[No: LVI | By Viveka Hansen]
In the monograph The Textile History of Whitby 1700-1914, my brief introduction of earlier periods touched upon the long history of Whitby Abbey. This post will give some further thoughts, studied via a preserved early 14th century embroidery that once was believed to have been part of the liturgical textiles of the abbey, and a book written by Lionel Charlton in the 1770s. The brief discussion will particularly focus on two men’s interest in the Medieval period – from an 18th century as well as a 1920s perspective – which gives us a glimpse of textile depictions in connection to the Medieval Whitby Abbey.The museum (V&A) is describing the well-preserved embroidery with the height of 24,5 cm and breadth of 25,5 cm as follows: ‘Square panel, probably from a burse, depicting the Crucifixion with the Virgin and St John enclosed within a barbed quatrefoil. Figures embroidered in silk in split stitch against a background of underside couched silver-gilt thread. Underdrawing visible in worn areas, particularly Christ’s body. All four edges are unfinished. Unlined. Tiny rusted pinholes at each corner. Colours fresh on back.’ A “burse” is noted in the Oxford Dictionary as ‘a flat, square, fabric-covered case in which a folded corporal cloth is carried to and from an altar in church’.

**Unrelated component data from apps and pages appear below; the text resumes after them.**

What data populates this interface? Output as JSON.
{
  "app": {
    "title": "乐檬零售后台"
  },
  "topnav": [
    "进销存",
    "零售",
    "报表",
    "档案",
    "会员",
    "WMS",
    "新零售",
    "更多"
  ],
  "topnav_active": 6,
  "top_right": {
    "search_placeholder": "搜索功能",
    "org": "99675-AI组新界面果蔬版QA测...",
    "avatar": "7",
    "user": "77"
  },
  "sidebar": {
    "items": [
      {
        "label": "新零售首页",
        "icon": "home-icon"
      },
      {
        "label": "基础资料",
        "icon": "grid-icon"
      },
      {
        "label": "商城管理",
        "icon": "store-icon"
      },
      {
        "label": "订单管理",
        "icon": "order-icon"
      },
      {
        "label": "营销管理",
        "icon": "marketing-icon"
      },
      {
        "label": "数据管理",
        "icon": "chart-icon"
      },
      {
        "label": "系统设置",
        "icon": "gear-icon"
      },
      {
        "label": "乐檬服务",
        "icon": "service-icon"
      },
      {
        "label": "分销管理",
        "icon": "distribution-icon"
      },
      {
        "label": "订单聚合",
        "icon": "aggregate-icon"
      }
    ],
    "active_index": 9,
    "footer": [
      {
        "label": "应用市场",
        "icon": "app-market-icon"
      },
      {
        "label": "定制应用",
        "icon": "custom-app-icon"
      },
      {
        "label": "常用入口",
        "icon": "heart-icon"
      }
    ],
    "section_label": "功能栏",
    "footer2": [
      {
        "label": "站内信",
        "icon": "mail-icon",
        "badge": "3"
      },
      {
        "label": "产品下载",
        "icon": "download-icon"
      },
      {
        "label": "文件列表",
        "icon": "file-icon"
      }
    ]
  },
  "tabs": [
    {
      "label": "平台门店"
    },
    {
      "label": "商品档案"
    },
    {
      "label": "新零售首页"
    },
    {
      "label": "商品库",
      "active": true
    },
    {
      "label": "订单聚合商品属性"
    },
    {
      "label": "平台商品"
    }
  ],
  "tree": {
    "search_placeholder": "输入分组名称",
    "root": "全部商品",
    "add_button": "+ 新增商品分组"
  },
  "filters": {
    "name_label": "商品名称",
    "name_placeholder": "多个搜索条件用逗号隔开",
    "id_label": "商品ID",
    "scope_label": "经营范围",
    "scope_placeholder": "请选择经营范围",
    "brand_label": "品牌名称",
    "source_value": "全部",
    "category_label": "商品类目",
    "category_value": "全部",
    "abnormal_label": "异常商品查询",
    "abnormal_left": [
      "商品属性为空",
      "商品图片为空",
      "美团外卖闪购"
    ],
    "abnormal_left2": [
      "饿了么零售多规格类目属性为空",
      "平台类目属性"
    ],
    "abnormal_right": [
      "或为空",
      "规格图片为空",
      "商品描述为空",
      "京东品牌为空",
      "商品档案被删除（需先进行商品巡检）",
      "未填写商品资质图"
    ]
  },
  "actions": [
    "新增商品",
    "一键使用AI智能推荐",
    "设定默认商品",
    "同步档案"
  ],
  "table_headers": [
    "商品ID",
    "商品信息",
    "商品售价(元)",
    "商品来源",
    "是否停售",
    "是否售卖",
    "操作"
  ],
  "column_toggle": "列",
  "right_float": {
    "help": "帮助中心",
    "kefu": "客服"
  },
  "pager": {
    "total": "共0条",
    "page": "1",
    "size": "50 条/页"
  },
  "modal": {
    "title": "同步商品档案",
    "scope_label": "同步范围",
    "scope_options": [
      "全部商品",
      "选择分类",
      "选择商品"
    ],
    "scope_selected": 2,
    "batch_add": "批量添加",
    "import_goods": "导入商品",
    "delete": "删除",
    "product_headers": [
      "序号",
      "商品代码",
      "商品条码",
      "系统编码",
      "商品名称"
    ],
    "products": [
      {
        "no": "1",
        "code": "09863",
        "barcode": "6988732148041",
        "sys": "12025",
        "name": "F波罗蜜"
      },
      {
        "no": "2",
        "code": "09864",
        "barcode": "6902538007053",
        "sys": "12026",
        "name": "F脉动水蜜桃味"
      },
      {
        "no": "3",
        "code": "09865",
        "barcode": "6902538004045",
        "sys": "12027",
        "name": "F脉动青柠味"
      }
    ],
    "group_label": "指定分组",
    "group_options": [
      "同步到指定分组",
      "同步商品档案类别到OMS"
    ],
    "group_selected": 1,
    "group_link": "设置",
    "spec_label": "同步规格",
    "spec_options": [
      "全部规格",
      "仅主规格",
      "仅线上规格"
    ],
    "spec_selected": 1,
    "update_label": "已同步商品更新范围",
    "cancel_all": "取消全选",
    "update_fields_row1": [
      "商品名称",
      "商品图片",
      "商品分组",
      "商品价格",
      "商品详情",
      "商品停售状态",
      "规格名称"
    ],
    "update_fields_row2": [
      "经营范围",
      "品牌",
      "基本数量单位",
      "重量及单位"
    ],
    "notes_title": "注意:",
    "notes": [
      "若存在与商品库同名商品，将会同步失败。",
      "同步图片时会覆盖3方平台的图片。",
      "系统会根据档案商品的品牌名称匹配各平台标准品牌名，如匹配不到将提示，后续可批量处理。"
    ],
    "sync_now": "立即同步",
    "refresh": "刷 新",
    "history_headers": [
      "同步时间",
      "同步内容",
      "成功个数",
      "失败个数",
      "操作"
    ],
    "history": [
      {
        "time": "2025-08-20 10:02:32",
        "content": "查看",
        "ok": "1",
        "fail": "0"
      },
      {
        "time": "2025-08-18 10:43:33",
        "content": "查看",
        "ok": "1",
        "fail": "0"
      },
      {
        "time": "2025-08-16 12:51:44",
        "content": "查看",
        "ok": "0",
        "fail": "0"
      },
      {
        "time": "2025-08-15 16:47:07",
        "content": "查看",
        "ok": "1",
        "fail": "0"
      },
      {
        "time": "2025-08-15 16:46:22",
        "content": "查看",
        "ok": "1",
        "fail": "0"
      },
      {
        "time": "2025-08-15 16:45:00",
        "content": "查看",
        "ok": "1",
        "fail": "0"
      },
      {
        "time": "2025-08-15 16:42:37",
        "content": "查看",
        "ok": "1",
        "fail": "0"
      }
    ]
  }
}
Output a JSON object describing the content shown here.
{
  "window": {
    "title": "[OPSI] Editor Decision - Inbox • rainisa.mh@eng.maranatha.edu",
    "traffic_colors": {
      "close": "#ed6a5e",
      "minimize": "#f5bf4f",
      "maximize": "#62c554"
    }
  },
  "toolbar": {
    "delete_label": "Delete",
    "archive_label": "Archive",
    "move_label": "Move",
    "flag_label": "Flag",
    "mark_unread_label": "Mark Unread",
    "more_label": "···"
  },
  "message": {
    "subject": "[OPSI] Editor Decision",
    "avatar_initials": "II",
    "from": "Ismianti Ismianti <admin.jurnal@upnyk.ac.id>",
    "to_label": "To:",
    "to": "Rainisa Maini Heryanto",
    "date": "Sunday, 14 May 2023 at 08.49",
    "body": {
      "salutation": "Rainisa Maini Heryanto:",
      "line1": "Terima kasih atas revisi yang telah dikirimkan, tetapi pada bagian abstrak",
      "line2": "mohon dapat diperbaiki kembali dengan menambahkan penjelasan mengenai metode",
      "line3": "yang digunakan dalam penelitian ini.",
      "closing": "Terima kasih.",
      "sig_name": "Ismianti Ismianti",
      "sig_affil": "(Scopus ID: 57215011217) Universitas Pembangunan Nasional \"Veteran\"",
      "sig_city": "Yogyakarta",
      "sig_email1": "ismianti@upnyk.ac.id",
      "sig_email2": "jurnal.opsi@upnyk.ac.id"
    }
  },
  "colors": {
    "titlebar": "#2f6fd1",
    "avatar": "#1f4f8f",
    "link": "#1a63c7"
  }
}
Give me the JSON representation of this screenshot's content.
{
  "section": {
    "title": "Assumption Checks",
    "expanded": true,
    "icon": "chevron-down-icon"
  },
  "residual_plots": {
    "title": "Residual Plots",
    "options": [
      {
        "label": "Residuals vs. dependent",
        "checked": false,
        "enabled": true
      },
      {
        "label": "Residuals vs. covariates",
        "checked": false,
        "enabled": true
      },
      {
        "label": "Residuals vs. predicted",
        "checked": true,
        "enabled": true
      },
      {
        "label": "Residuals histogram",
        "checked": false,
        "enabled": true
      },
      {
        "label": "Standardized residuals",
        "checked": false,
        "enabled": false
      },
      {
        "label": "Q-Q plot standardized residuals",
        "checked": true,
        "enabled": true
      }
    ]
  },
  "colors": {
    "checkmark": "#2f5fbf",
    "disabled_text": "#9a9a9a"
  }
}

The burse fabric was bequeathed by Robert Elliot Pannett to the Victoria and Albert Museum in 1920. Robert Elliott Pannett (1834-1920) was a Whitby solicitor who held various positions in local government during his professional life. He was also for many years deeply engaged with the Whitby Lit. & Phil. Society of which he became a member in 1861 before serving on the Committee from 1862 to 1920. Due to Pannett’s very long historical commitment in the local Whitby area and that the former owner – the Cholmley family – for several generations lived at Abbey House closely situated to the abbey, together with the facts assembled by the V&A and Mrs. A. Christie in 1921, give evidence for that this exquisitely made silk and silver-gilt embroidery most probably had its origin in the Medieval Whitby Abbey.
Hild’s Abbey and the Synod of Whitby were established already in 664 AD and during the next two hundred years until 867 AD a monastic settlement developed here. It was however not until around 1220 that the Gothic Abbey that survives as a ruin today was built; it served as an active monastic centre until it was abandoned following its forced dissolution in 1539.
Previous post in this series:
- Charlton, Lionel, The history of Whitby and of Whitby Abbey, York 1779.
- Hansen, Viveka, The Textile History of Whitby 1700-1914 – A lively coastal town between the North Sea and North York Moors’, London & Whitby 2015.For full list of Notes & Bibliography, pp 404-423. (Additionally: Research material from the period 2006-2014, including surplus photographs and various facts not possible to fit into the book)
- Victoria and Albert Museum (V&A), London (Online: Medieval embroidery).
- Christie, Archibald, ‘A New Early English Embroidery at the Victoria and Albert Museum’, The Burlington Magazine, vol. 39, pp. 8-10, 1921.
(The monograph The Textile History of Whitby 1700-1914 is available here: The IK Foundation)
PLEASE REFERENCE AS FOLLOWS:
Hansen, Viveka, ‘Two Textile remnants from the Medieval Whitby Abbey’, TEXTILIS (February 15, 2016); http://textilis.net/ (Accessed: Day/Month/Year)